Chapter 1. The Ceph architecture
Red Hat Ceph Storage cluster is a distributed data object store designed to provide excellent performance, reliability and scalability. Distributed object stores are the future of storage, because they accommodate unstructured data, and because clients can use modern object interfaces and legacy interfaces simultaneously.
- APIs in many languages (C/C++, Java, Python)
- RESTful interfaces (S3/Swift)
- Block device interface
- Filesystem interface
The power of Red Hat Ceph Storage cluster can transform your organization’s IT infrastructure and your ability to manage vast amounts of data, especially for cloud computing platforms like RHEL OSP. Red Hat Ceph Storage cluster delivers extraordinary scalability–thousands of clients accessing petabytes to exabytes of data and beyond.
At the heart of every Ceph deployment is the Red Hat Ceph Storage cluster. It consists of three types of daemons:
- Ceph OSD Daemon: Ceph OSDs store data on behalf of Ceph clients. Additionally, Ceph OSDs utilize the CPU, memory and networking of Ceph nodes to perform data replication, erasure coding, rebalancing, recovery, monitoring and reporting functions.

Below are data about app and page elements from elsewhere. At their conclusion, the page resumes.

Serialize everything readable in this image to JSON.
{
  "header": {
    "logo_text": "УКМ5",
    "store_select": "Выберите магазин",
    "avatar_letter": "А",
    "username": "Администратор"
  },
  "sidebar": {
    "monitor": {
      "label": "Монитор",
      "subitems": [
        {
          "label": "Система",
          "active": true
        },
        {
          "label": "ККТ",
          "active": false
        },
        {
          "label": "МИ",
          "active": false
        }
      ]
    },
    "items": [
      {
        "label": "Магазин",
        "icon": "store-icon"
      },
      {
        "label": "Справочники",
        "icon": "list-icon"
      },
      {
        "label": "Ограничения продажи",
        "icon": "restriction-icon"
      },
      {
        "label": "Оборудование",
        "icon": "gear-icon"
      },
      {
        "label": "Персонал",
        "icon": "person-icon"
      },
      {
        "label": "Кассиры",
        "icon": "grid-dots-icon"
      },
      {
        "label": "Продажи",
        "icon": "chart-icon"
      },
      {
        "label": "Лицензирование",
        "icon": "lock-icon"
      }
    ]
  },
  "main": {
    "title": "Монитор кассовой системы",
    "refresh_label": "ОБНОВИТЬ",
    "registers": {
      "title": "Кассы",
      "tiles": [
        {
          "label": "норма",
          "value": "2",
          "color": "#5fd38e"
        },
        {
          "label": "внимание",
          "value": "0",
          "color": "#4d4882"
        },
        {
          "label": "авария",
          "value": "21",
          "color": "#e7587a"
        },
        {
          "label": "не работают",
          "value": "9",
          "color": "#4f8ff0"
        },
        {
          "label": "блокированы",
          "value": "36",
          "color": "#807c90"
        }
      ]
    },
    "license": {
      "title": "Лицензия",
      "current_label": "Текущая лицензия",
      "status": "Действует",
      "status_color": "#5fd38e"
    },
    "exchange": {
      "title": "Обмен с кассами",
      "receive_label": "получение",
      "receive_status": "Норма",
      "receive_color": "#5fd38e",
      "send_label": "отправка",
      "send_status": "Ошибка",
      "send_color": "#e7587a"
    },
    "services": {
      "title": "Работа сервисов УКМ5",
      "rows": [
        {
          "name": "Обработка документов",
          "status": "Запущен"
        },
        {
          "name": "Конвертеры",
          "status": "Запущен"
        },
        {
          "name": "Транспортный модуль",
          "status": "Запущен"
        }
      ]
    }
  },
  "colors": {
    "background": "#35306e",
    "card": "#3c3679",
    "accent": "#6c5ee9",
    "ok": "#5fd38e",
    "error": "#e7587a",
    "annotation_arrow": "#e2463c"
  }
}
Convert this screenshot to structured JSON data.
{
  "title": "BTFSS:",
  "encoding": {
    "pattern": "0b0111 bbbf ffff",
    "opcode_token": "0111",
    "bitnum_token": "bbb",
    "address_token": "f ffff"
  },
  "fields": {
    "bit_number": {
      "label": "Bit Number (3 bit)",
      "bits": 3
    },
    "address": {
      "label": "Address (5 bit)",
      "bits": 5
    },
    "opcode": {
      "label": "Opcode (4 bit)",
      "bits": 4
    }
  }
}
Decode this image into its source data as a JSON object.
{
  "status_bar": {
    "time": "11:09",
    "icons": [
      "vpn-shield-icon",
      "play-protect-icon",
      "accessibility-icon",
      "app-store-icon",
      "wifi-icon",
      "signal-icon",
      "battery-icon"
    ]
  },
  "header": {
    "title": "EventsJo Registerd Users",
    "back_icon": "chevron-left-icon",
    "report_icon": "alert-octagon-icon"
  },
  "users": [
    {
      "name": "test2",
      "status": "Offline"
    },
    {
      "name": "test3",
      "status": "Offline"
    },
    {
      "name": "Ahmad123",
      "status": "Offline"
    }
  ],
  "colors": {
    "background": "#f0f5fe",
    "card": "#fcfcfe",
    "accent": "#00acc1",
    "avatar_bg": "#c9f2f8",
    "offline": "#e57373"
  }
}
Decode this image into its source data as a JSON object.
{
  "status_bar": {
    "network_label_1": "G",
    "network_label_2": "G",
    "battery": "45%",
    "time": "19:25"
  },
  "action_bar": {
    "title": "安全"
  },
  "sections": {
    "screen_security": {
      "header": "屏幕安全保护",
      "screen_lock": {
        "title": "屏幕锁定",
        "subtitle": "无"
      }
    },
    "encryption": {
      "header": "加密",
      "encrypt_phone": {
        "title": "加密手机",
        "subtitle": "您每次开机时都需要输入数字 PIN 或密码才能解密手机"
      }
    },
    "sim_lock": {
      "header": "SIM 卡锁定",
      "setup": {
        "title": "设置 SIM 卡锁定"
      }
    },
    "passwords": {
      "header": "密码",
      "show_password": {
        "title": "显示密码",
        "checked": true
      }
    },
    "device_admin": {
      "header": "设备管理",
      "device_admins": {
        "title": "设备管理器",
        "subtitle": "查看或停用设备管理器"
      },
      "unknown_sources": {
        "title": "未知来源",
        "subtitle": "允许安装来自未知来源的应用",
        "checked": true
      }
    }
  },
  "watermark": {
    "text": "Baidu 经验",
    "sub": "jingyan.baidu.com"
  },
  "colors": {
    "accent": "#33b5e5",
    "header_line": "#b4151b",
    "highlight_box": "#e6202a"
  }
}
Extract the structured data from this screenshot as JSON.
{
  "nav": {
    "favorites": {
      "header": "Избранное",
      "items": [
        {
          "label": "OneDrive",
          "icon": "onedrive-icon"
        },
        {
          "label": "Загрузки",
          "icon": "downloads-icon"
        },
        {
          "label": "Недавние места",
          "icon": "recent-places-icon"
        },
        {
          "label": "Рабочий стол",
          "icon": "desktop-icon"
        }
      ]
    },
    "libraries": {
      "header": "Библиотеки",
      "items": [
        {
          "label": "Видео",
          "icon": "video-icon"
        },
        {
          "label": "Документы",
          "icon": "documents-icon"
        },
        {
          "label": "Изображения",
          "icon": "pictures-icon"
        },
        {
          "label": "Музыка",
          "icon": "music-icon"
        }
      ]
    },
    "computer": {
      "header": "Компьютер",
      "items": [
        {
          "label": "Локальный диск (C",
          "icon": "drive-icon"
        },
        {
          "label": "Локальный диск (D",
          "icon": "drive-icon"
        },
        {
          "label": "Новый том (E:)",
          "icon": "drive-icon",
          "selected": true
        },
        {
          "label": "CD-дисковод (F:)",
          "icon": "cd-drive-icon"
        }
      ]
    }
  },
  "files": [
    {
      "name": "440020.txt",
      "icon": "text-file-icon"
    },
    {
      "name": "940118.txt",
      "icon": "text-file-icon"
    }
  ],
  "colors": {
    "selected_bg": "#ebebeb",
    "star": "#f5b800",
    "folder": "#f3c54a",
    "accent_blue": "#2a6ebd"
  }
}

- Ceph Monitor: A Ceph Monitor maintains a master copy of the Red Hat Ceph Storage cluster map with the current state of the Red Hat Ceph Storage cluster. Monitors require high consistency, and use Paxos to ensure agreement about the state of the Red Hat Ceph Storage cluster.
- Ceph Manager: The Ceph Manager maintains detailed information about placement groups, process metadata and host metadata in lieu of the Ceph Monitor—significantly improving performance at scale. The Ceph Manager handles execution of many of the read-only Ceph CLI queries, such as placement group statistics. The Ceph Manager also provides the RESTful monitoring APIs.
Ceph client interfaces read data from and write data to the Red Hat Ceph Storage cluster. Clients need the following data to communicate with the Red Hat Ceph Storage cluster:
The Ceph configuration file, or the cluster name (usually
ceph) and the monitor address
- The pool name
- The user name and the path to the secret key.
Ceph clients maintain object IDs and the pool names where they store the objects. However, they do not need to maintain an object-to-OSD index or communicate with a centralized object index to look up object locations. To store and retrieve data, Ceph clients access a Ceph Monitor and retrieve the latest copy of the Red Hat Ceph Storage cluster map. Then, Ceph clients provide an object name and pool name to
librados, which computes an object’s placement group and the primary OSD for storing and retrieving data using the CRUSH (Controlled Replication Under Scalable Hashing) algorithm. The Ceph client connects to the primary OSD where it may perform read and write operations. There is no intermediary server, broker or bus between the client and the OSD.
When an OSD stores data, it receives data from a Ceph client—whether the client is a Ceph Block Device, a Ceph Object Gateway, a Ceph Filesystem or another interface—and it stores the data as an object.
An object ID is unique across the entire cluster, not just an OSD’s storage media.
Ceph OSDs store all data as objects in a flat namespace. There are no hierarchies of directories. An object has a cluster-wide unique identifier, binary data, and metadata consisting of a set of name/value pairs.
Ceph clients define the semantics for the client’s data format. For example, the Ceph block device maps a block device image to a series of objects stored across the cluster.
Objects consisting of a unique ID, data, and name/value paired metadata can represent both structured and unstructured data, as well as legacy and leading edge data storage interfaces.